Gunning for a more precise data point, Coin Metrics first looks at what it calls “implied hashrate.” This metric, instead of looking at block times for each 24-hour period and combining this with Bitcoin’s mining difficulty to calculate hashrate, looks back 48 or 72 hours. By widening the window, Coin Metrics can better account for Bitcoin’s hashrate volatility.
Once you have implied hashrate, you can then multiple this by the time it took to mine the most recent block on the network. From this equation, you could extract a more precise figure for Bitcoin’s hashrate, Coin Metrics argues, with what it calls “Observed Work.”
“By introducing both the implied hash rate level and the time taken to find the most recent block, this representation of work conducted is more reactive and responsive to the realities of mining activity when compared with chainwork,” Celermajer wrote.
And, according to the firm, better hashrate metrics would mean new financial products for Bitcoin—products that are specifically tailored towards Bitcoin miners.
With reliable data, market makers could create futures contracts that bet on Bitcoin’s future hashrate. This would give speculators another market to bet on, sure, but it would also provide miners a hedge against their own operations.
For example, because of the nature of Bitcoin and the costs involved, miners are always long Bitcoin. But with a derivatives option like this, they could short Bitcoin’s hashrate just in case their operation becomes less profitable in light of a difficulty adjustment, change in power rates, or even, yes, the soon-to-come halving of Bitcoin mining rewards.
Denis Rusinovich, who runs a mining operation in Kazakhstan, told Decrypt that “collar hedging strategies like we have for traditional mining” don’t exist for this industry.

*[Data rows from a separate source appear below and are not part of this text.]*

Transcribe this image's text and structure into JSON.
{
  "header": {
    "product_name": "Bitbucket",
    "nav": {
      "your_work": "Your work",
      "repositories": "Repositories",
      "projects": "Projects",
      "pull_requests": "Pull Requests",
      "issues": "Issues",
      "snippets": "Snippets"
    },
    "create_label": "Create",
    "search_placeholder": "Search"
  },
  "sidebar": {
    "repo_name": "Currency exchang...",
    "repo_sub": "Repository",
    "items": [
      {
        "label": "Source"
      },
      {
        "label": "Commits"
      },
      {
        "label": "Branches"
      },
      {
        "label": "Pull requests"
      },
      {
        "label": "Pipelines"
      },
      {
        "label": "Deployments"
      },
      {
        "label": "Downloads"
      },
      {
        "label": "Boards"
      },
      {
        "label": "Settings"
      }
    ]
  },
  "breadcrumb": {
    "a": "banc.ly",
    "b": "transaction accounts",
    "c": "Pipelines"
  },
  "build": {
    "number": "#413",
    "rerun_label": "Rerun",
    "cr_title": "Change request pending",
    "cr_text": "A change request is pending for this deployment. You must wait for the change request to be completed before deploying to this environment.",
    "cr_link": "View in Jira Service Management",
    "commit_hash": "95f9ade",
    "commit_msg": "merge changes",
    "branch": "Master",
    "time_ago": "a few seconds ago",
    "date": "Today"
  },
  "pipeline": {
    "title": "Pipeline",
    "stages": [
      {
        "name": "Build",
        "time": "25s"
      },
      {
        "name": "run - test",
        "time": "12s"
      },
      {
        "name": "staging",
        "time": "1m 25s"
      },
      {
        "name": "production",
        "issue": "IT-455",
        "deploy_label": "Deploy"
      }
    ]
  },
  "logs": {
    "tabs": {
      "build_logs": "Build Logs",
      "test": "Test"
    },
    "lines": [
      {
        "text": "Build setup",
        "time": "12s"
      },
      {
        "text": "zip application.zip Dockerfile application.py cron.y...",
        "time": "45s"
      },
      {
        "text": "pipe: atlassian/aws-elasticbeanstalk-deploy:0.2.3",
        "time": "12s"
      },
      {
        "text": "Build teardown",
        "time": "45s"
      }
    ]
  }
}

So if Coin Metric’s new hashrate measure catches on, it could facilitate a financial product that, as Coin Metric points out in its blog, could cater to the venture capital and private equity crowd that continues to fund Bitcoin mining setups.
After all, this crowd is accustomed to hedging options like this— and it could help inspire more confidence in a young but quickly maturing sector.